(GIVEN RECORDS begins)

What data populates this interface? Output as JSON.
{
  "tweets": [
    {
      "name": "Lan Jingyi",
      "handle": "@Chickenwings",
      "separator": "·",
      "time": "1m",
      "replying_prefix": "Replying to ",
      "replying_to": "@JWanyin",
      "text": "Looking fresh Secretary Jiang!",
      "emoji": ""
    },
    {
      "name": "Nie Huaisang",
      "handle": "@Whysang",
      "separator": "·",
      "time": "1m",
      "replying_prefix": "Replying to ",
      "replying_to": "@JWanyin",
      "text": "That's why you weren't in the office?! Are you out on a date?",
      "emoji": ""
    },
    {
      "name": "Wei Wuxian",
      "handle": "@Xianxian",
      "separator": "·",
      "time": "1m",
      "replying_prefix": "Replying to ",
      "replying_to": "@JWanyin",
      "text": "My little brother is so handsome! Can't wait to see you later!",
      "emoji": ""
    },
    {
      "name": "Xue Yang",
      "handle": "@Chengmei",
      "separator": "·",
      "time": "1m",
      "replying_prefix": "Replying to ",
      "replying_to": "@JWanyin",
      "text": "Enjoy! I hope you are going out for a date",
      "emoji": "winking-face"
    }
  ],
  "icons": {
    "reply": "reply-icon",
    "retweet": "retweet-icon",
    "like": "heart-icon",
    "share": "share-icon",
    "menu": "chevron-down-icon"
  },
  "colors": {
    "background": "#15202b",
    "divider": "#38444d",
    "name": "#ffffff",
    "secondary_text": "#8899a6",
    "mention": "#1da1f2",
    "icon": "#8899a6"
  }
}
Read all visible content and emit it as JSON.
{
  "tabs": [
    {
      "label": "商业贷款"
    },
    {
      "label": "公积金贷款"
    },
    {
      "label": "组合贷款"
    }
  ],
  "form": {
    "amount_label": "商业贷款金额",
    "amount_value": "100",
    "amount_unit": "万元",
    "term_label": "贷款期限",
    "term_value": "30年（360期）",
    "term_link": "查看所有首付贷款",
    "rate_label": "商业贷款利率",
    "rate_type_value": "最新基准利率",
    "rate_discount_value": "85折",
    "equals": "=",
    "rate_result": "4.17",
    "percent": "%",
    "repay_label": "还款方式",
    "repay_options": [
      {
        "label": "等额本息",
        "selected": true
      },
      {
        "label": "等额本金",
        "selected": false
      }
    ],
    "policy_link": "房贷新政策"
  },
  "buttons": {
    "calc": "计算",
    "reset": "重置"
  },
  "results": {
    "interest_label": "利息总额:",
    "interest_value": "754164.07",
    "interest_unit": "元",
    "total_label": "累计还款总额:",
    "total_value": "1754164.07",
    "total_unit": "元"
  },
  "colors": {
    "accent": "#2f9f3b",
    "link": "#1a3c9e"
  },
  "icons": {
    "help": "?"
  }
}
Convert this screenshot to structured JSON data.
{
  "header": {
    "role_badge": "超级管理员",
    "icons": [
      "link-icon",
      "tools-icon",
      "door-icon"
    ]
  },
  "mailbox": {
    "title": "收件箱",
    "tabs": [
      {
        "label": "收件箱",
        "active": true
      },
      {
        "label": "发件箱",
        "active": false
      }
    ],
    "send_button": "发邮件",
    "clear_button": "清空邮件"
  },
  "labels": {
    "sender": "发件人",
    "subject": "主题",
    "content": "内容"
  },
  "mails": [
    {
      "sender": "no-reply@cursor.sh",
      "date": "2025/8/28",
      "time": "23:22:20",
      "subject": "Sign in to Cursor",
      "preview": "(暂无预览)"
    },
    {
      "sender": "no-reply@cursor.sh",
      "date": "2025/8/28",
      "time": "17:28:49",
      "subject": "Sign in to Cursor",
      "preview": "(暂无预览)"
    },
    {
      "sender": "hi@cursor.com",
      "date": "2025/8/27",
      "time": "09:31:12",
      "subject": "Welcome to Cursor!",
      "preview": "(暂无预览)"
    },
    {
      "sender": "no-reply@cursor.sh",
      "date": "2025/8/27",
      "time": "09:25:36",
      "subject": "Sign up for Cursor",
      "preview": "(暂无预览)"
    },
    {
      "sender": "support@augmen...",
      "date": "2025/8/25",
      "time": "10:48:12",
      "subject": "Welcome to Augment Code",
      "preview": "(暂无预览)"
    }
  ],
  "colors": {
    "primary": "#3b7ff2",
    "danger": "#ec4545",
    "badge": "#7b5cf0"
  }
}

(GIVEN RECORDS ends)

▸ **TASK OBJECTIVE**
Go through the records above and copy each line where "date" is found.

▸ **EXERCISE ANSWER**
      "text": "That's why you weren't in the office?! Are you out on a date?",
      "text": "Enjoy! I hope you are going out for a date",
      "date": "2025/8/28",
      "date": "2025/8/28",
      "date": "2025/8/27",
      "date": "2025/8/27",
      "date": "2025/8/25",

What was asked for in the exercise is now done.